§ **About this task**
Work out the number of lines below containing the word "name" and give nothing besides it.

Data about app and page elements
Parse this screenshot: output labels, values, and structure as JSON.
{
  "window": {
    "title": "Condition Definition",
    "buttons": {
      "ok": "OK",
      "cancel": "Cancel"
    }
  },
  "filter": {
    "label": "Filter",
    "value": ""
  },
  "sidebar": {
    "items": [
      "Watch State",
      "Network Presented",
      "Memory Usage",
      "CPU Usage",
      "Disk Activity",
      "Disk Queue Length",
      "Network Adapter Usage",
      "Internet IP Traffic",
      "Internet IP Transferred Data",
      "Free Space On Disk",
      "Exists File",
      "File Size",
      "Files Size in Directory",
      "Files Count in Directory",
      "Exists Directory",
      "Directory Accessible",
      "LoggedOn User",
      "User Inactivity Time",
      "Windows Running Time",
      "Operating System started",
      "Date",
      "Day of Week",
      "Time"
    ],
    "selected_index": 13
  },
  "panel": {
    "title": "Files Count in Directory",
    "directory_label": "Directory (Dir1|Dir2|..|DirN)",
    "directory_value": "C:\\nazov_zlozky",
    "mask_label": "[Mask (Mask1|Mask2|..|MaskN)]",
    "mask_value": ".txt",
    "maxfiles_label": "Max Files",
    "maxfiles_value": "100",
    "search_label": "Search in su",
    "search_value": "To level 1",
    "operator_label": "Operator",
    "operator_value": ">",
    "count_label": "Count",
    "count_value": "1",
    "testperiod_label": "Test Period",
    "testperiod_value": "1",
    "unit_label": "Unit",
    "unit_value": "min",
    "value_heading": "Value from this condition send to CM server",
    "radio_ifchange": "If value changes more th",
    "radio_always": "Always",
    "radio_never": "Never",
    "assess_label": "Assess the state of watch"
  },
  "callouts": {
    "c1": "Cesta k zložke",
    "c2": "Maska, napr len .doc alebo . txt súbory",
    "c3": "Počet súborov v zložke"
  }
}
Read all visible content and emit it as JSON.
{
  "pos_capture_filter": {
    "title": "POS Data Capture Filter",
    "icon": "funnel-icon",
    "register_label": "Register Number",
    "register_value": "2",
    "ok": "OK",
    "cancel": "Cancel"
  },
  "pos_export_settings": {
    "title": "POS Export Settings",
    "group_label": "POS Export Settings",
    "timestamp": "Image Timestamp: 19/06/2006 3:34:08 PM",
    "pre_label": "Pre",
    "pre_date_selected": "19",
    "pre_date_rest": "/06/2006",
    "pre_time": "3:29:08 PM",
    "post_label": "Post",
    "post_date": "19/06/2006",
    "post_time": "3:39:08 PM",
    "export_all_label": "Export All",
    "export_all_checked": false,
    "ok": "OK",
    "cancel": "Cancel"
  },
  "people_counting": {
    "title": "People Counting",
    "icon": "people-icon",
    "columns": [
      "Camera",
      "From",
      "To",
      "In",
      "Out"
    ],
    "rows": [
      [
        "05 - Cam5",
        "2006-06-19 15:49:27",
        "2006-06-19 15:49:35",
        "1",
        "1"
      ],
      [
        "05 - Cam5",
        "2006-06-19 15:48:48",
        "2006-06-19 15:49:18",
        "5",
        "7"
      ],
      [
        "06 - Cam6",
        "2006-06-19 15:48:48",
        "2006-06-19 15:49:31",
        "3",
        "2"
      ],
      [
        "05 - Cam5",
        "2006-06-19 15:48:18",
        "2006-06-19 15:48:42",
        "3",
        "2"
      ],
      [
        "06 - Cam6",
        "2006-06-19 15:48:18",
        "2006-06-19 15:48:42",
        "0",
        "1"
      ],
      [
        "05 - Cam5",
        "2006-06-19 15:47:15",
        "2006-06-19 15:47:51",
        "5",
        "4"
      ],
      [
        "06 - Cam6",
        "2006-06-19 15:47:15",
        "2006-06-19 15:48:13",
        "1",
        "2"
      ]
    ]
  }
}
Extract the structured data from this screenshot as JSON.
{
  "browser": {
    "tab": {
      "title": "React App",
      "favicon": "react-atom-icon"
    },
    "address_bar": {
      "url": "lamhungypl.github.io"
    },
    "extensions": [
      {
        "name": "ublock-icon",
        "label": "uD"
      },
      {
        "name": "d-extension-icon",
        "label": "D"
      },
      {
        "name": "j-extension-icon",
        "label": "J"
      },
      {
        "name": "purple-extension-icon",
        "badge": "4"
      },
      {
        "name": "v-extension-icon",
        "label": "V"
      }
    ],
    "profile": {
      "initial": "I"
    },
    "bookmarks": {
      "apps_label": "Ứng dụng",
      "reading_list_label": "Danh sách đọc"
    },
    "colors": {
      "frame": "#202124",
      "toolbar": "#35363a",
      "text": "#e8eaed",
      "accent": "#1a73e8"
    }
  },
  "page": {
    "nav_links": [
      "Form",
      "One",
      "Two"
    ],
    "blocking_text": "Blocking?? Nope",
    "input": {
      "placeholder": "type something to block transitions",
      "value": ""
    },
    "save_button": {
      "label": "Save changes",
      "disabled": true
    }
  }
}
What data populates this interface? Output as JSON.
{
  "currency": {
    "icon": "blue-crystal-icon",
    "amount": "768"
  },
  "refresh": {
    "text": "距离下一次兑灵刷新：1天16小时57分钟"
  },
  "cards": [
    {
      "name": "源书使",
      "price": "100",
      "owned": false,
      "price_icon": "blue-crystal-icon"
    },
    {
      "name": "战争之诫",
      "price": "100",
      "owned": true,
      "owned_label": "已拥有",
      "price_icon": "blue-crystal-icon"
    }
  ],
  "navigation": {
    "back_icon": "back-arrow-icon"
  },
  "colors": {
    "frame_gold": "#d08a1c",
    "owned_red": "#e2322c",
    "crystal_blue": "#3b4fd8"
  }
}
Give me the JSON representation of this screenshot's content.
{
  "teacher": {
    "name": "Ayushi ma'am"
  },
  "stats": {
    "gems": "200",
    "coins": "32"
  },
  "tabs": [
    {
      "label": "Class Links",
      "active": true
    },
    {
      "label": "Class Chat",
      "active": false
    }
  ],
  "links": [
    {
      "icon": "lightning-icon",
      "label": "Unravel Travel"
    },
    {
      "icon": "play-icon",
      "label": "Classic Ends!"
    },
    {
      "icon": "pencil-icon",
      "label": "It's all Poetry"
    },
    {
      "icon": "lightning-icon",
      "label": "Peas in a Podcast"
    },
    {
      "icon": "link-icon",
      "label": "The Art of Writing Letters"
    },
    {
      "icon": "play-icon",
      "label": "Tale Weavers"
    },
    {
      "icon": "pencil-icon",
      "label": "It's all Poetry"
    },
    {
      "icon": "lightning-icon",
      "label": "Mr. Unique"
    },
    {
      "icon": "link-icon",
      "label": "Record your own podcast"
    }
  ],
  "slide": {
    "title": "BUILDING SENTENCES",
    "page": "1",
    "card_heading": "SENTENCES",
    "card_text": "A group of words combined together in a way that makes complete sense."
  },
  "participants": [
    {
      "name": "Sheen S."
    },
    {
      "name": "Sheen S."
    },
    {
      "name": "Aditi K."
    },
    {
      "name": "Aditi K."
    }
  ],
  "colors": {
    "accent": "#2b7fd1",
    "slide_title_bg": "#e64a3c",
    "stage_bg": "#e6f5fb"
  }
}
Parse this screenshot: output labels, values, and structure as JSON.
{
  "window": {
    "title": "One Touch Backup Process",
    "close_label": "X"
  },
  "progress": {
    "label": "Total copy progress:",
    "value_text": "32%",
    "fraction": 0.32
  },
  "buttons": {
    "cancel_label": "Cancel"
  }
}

§ **Answer to the exercise**
12